#### What is needed:
With the images removed, return every line below exactly as it reads.

#### Materials provided:
>>

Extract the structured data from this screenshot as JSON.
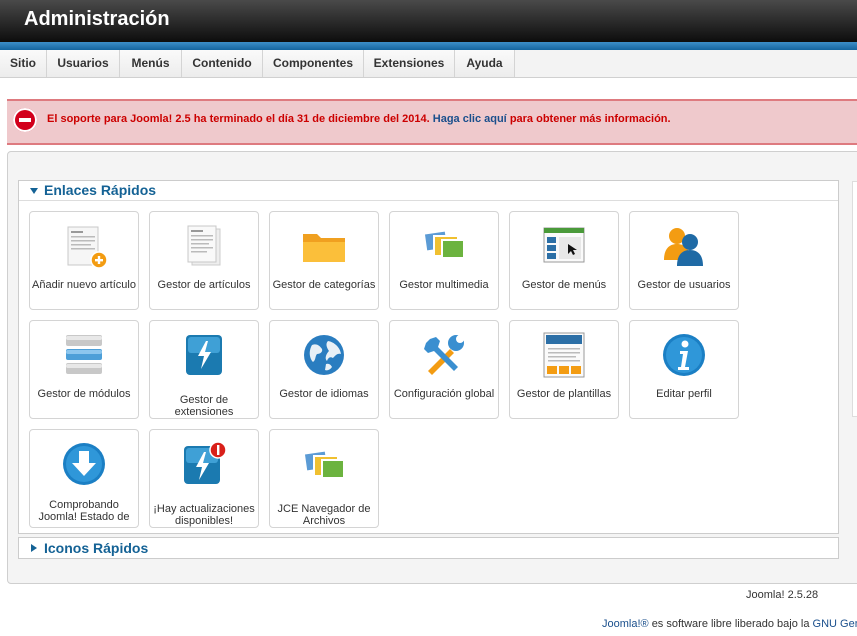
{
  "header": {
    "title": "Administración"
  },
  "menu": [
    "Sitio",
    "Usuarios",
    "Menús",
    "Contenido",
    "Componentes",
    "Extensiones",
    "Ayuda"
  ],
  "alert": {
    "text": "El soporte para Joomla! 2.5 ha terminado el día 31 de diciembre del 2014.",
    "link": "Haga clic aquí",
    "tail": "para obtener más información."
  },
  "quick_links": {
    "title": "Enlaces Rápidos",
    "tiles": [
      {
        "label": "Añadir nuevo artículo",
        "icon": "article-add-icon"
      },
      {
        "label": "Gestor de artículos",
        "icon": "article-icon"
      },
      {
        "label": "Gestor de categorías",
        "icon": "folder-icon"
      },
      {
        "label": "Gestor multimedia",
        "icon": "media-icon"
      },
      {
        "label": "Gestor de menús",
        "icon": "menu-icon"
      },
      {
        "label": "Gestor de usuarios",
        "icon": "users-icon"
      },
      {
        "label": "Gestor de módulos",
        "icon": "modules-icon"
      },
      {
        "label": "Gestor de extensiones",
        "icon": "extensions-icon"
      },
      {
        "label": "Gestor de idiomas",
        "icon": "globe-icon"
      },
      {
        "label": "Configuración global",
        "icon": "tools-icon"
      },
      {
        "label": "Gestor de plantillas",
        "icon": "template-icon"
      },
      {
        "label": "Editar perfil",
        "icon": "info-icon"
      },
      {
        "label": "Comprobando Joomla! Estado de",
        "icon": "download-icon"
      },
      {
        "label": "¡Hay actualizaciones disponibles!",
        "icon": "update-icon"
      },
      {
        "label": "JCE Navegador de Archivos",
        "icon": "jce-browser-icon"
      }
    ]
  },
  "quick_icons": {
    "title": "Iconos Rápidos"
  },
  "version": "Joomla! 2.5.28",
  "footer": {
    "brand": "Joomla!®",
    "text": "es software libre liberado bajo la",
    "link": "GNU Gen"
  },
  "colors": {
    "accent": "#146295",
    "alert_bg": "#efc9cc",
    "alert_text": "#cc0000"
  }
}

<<

#### Output:
Extract the structured data from this screenshot as JSON.
{
  "header": {
    "title": "Administración"
  },
  "menu": [
    "Sitio",
    "Usuarios",
    "Menús",
    "Contenido",
    "Componentes",
    "Extensiones",
    "Ayuda"
  ],
  "alert": {
    "text": "El soporte para Joomla! 2.5 ha terminado el día 31 de diciembre del 2014.",
    "link": "Haga clic aquí",
    "tail": "para obtener más información."
  },
  "quick_links": {
    "title": "Enlaces Rápidos",
    "tiles": [
      {
        "label": "Añadir nuevo artículo",
        "icon": "article-add-icon"
      },
      {
        "label": "Gestor de artículos",
        "icon": "article-icon"
      },
      {
        "label": "Gestor de categorías",
        "icon": "folder-icon"
      },
      {
        "label": "Gestor multimedia",
        "icon": "media-icon"
      },
      {
        "label": "Gestor de menús",
        "icon": "menu-icon"
      },
      {
        "label": "Gestor de usuarios",
        "icon": "users-icon"
      },
      {
        "label": "Gestor de módulos",
        "icon": "modules-icon"
      },
      {
        "label": "Gestor de extensiones",
        "icon": "extensions-icon"
      },
      {
        "label": "Gestor de idiomas",
        "icon": "globe-icon"
      },
      {
        "label": "Configuración global",
        "icon": "tools-icon"
      },
      {
        "label": "Gestor de plantillas",
        "icon": "template-icon"
      },
      {
        "label": "Editar perfil",
        "icon": "info-icon"
      },
      {
        "label": "Comprobando Joomla! Estado de",
        "icon": "download-icon"
      },
      {
        "label": "¡Hay actualizaciones disponibles!",
        "icon": "update-icon"
      },
      {
        "label": "JCE Navegador de Archivos",
        "icon": "jce-browser-icon"
      }
    ]
  },
  "quick_icons": {
    "title": "Iconos Rápidos"
  },
  "version": "Joomla! 2.5.28",
  "footer": {
    "brand": "Joomla!®",
    "text": "es software libre liberado bajo la",
    "link": "GNU Gen"
  },
  "colors": {
    "accent": "#146295",
    "alert_bg": "#efc9cc",
    "alert_text": "#cc0000"
  }
}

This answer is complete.